This paper studies the problem of treatment choice between a status quo treatment with a known outcome distribution and an innovation whose outcomes are observed only in a finite sample. I evaluate statistical decision rules, which are functions that map sample outcomes into the planner's treatment choice for the population, based on regret, which is the expected welfare loss due to assigning inferior treatments. I extend previous work started by Manski (2004) that applied the minimax regret criterion to treatment choice problems by considering decision criteria that asymmetrically treat Type I regret (due to mistakenly choosing an inferior new treatment) and Type II regret (due to mistakenly rejecting a superior innovation) and derive exact finite sample solutions to these problems for experiments with normal, Bernoulli and bounded distributions of outcomes. The paper also evaluates the properties of treatment choice and sample size selection based on classical hypothesis tests and power calculations in terms of regret.
Bibliographical noteIssue: Annals Issue on "Identification and Decisions'', in Honor of Chuck Manski's 60th Birthday

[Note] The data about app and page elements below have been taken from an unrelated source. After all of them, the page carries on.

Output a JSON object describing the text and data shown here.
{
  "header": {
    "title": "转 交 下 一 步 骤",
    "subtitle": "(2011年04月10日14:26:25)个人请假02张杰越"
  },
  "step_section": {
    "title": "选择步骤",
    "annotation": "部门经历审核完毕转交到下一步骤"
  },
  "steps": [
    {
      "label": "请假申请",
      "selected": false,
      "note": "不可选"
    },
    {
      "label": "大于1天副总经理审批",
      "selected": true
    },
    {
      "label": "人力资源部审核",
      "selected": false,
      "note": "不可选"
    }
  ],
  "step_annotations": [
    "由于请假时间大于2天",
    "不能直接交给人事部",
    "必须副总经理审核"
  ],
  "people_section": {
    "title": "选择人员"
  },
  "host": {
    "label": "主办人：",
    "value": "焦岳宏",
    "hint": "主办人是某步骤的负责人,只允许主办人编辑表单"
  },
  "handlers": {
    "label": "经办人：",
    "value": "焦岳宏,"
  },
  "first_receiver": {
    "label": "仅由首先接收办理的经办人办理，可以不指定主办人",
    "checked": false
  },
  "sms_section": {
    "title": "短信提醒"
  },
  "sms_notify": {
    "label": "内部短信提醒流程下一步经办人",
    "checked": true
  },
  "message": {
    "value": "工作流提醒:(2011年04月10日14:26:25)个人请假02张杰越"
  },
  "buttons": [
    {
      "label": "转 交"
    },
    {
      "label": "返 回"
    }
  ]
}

- Hypothesis testing
- Loss aversion
- Statistical decision theory
- Treatment effects